Some events get emphasised by the media (or politically), and become discursive events, and others don't. For example, Chernobyl WAS a major discursive event, but the similar Harrisburg incident was barely reported at all, and the media even kept it secret for many years. This depends on the respective political power constellation and developments.
In the food and farming area, a similar example is the UK outbreak of BSE, which was (eventually) a major news story wordwide – it was a discursive event, and it has formed a point of reference ever since. There may have been similar outbreaks of animal disease which did not become ‘big news’, and indeed, there may have been major initial efforts to prevent information about BSE spreading. The BSE outbreak typifies a discursive event which had an impact on a very wide range of other discourses worldwide, and it also typifies a key reference point in a number of debates. Some authors use events like BSE as a shorthand in their discourses.
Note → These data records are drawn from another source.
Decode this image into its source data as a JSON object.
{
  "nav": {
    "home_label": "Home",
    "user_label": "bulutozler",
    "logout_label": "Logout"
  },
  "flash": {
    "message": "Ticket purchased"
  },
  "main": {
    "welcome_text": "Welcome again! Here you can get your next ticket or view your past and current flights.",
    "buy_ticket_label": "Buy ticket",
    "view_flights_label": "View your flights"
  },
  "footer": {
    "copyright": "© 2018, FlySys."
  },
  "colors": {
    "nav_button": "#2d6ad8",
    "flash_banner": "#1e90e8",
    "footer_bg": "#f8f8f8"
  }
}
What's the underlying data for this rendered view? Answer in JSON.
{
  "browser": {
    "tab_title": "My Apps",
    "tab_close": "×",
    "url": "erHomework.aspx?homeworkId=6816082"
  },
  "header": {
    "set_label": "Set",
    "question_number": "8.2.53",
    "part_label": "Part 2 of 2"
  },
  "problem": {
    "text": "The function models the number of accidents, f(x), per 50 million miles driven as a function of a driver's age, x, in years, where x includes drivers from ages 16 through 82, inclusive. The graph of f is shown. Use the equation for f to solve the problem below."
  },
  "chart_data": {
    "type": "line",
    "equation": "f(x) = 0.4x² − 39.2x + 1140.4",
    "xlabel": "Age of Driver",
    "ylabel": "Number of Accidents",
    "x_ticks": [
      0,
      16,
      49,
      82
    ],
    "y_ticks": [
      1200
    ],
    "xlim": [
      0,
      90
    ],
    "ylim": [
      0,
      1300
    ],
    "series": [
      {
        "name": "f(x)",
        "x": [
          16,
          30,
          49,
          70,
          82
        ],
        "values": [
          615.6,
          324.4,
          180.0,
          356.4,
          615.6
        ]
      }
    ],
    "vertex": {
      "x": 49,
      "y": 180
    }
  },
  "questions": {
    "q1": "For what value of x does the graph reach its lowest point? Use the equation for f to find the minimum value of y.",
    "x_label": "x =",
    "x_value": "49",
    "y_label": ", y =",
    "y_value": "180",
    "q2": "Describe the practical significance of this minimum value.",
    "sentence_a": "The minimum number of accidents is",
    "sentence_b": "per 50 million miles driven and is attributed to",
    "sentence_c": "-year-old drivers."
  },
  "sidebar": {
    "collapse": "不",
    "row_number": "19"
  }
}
Discourse events can be useful to mark out the contours of the discursive context to which a current strand relates. A synchronic cut through a discourse strand can find its historic roots by looking back at the main discursive events throughout history, and may look at the way the discourse has evolved and changed. A diachronic cut through a discourse would give a cross-section of the range and manner of discourse in a particular strand and sub-strands.